◆ Exercise details
Show all lines containing "name" from the data below.

Provided data START

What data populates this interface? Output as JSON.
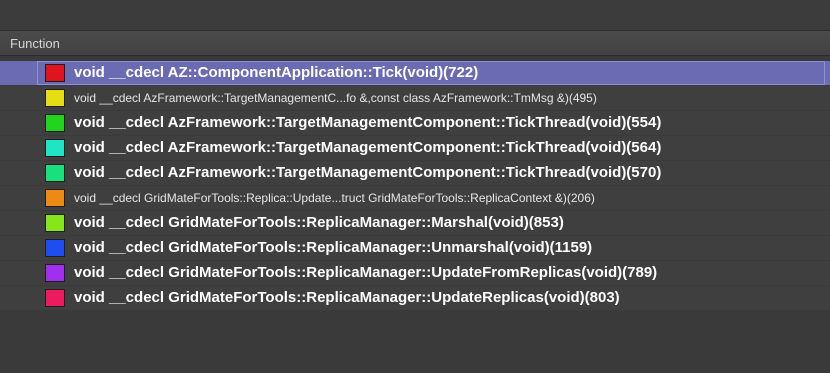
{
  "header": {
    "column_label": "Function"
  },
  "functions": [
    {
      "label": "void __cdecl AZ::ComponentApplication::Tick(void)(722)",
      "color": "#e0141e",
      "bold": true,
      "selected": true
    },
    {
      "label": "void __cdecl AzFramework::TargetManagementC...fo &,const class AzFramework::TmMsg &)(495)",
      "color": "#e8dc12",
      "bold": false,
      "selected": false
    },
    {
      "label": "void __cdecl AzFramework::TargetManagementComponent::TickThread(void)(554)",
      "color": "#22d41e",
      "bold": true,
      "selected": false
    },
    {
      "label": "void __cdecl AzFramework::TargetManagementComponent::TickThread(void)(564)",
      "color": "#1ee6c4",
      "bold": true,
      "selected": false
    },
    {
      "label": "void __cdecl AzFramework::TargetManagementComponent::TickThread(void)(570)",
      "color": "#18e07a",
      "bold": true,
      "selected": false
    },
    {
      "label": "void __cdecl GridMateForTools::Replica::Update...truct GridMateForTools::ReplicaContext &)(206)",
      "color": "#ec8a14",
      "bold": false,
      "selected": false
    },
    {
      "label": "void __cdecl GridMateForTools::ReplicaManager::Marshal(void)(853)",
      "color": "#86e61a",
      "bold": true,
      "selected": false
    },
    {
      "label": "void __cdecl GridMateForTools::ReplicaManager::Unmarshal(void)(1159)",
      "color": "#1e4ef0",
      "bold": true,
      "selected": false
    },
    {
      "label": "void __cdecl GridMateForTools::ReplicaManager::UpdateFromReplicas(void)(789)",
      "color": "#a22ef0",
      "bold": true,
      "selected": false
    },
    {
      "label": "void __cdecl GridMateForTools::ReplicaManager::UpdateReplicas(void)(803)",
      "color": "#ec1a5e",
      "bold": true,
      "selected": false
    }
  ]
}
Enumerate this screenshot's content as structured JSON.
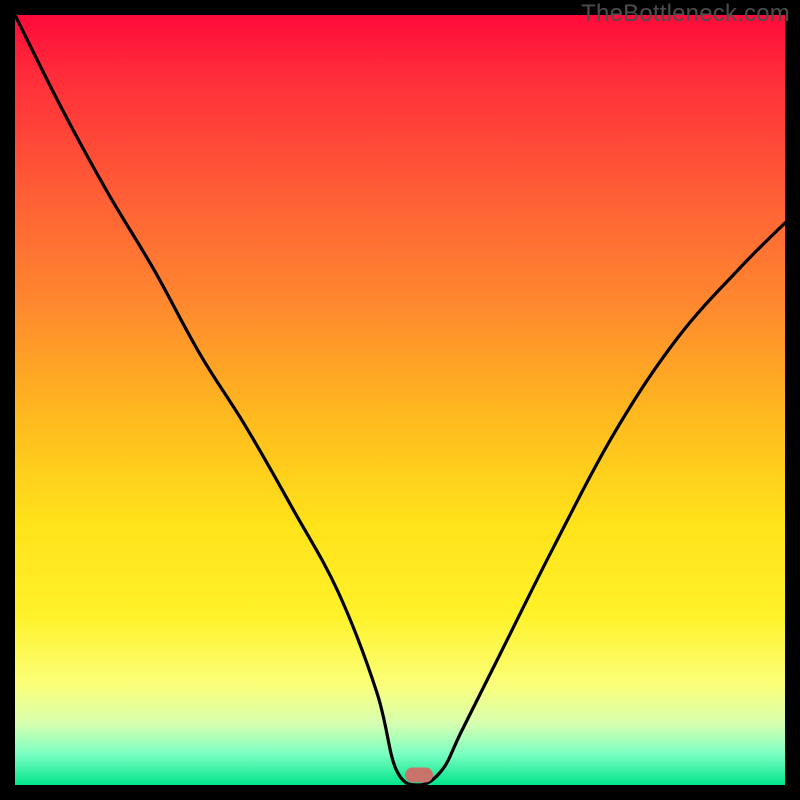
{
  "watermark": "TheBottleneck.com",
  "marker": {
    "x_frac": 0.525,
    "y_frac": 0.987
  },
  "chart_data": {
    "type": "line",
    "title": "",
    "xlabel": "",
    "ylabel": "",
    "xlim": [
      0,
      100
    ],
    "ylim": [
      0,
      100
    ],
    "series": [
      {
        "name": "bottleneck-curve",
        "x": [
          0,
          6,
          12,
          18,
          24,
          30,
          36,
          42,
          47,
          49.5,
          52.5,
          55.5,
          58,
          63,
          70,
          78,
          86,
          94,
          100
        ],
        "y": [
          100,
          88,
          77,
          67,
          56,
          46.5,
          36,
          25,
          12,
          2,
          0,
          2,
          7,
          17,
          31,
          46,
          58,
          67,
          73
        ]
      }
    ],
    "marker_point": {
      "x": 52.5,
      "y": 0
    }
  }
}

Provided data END
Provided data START

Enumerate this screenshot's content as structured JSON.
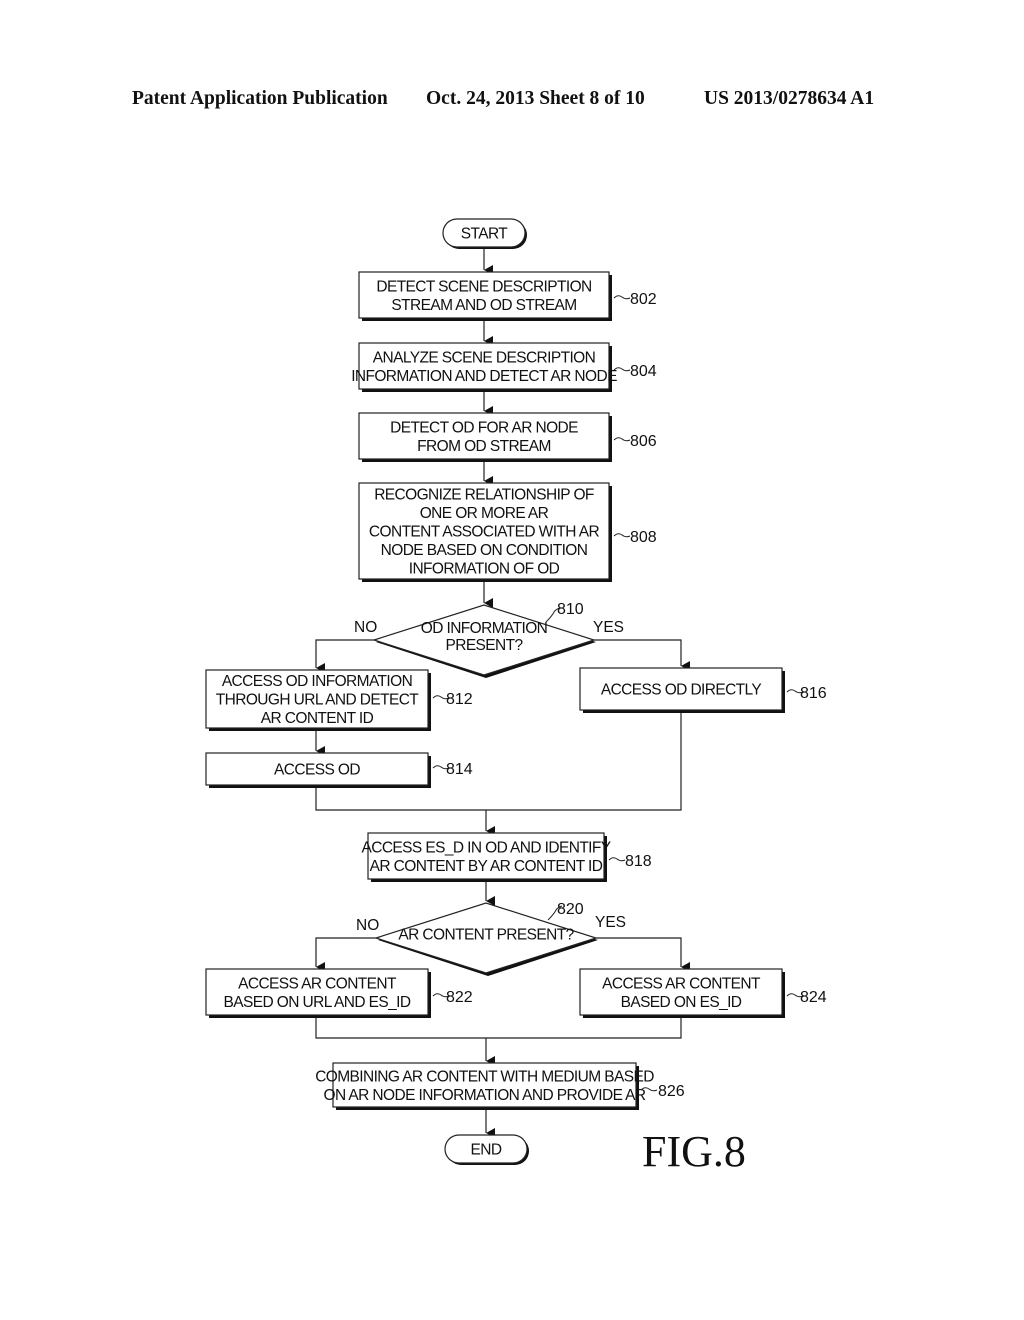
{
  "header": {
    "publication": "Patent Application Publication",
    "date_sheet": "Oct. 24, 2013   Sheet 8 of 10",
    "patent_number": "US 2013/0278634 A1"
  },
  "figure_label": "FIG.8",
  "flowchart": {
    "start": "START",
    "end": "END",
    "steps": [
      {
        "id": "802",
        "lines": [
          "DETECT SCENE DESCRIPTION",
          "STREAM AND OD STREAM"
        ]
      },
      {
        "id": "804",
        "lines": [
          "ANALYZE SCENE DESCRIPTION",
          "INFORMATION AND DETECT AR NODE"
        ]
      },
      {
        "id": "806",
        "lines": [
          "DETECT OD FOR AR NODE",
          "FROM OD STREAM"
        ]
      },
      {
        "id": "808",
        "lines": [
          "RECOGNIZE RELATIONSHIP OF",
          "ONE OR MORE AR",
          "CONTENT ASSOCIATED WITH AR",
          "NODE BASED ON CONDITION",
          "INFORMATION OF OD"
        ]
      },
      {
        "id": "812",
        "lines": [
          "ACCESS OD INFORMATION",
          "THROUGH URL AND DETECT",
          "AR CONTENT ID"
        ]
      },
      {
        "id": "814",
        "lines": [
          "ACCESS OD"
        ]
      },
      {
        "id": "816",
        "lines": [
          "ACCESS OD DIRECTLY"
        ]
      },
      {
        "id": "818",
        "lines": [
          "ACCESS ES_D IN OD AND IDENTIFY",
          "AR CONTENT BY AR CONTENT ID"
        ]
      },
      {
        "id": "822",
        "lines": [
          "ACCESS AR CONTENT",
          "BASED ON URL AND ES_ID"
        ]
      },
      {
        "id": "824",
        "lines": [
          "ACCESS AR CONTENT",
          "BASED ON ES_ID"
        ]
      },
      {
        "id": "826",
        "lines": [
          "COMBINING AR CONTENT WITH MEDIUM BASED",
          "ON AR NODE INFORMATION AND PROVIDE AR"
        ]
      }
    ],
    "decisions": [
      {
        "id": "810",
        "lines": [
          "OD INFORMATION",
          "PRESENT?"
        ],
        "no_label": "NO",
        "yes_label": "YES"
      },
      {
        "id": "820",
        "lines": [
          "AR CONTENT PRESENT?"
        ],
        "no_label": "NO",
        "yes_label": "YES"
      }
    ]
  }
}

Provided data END
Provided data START

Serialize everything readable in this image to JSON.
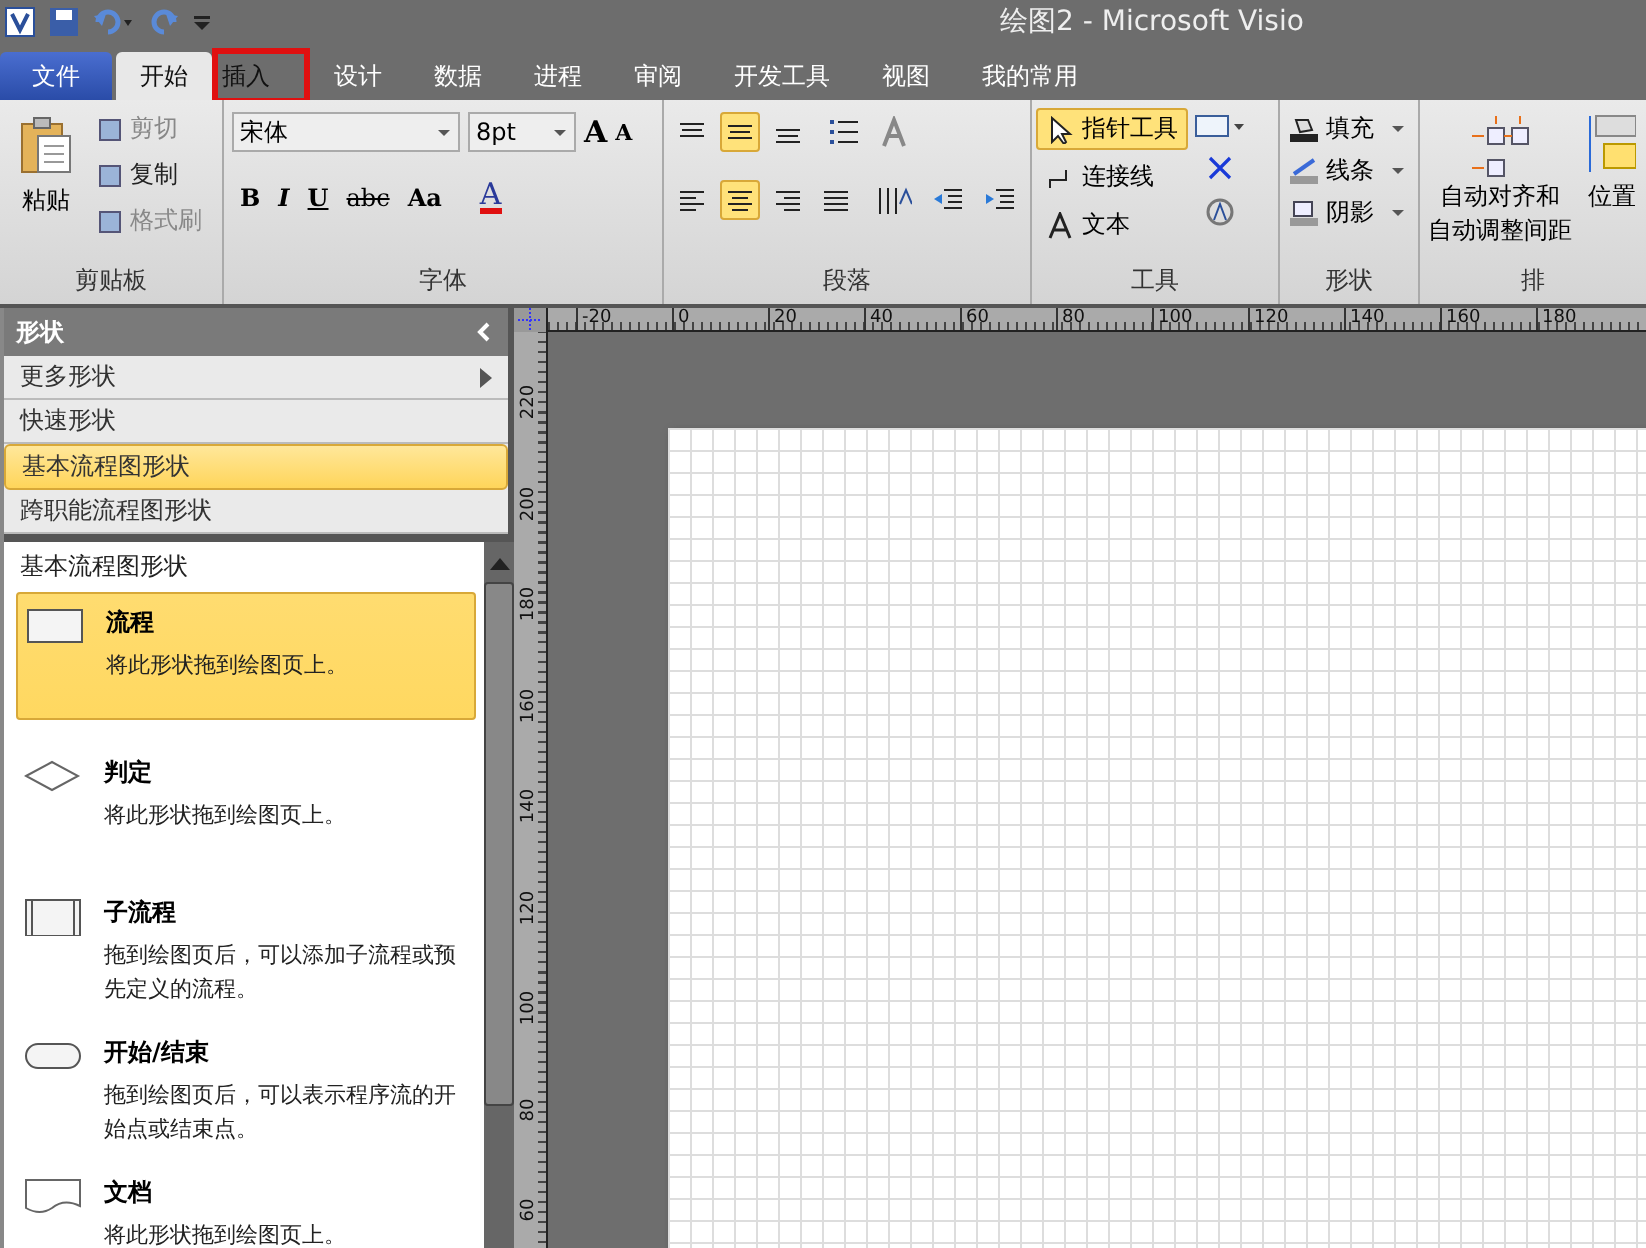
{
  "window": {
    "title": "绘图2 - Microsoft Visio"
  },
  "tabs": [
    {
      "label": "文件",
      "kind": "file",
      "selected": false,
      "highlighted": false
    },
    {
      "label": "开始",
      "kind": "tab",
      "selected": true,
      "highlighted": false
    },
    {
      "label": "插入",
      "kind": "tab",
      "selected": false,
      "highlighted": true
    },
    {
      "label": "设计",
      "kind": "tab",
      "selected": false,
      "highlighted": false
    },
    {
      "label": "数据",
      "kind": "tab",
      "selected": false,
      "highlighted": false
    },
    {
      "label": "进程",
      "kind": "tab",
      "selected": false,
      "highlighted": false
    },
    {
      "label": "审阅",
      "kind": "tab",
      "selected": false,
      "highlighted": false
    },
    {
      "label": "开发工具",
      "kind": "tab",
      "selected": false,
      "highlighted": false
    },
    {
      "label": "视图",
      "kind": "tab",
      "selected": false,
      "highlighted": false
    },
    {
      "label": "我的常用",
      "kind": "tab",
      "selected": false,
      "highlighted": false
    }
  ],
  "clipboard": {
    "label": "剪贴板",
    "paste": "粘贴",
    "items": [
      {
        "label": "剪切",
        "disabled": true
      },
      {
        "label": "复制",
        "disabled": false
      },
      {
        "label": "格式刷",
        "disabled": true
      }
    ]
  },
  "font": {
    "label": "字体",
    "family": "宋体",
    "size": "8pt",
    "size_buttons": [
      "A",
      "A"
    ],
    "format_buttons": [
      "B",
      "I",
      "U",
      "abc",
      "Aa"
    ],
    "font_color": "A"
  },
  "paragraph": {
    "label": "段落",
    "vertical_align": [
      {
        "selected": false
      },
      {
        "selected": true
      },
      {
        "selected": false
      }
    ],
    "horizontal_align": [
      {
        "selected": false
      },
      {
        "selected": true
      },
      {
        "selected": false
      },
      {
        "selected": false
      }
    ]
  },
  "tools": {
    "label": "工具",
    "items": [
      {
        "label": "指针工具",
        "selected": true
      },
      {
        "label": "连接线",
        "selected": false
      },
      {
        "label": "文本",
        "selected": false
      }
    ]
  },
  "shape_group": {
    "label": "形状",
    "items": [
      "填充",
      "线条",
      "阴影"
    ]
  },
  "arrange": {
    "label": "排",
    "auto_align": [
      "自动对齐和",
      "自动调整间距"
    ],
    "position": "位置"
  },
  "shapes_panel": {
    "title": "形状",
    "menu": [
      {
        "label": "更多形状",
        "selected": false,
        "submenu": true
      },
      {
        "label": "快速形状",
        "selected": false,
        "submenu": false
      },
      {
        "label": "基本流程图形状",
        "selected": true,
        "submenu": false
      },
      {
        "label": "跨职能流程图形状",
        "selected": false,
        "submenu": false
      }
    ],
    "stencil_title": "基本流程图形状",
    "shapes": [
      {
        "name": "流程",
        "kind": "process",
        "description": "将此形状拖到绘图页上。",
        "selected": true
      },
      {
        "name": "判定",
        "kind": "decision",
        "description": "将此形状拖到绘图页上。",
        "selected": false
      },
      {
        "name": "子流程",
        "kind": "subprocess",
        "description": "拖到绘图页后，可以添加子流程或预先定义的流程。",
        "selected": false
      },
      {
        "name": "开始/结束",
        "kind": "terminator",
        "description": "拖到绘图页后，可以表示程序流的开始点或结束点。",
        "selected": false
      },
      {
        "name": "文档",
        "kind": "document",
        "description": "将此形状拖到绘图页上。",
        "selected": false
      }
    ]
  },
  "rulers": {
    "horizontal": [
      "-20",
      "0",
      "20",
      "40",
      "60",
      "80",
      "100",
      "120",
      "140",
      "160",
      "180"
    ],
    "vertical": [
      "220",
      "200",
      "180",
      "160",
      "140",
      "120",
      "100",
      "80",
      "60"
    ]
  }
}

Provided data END

◆ Solution to this task
        "name": "bottleneck-curve",
        "name": "流程",
        "name": "判定",
        "name": "子流程",
        "name": "开始/结束",
        "name": "文档",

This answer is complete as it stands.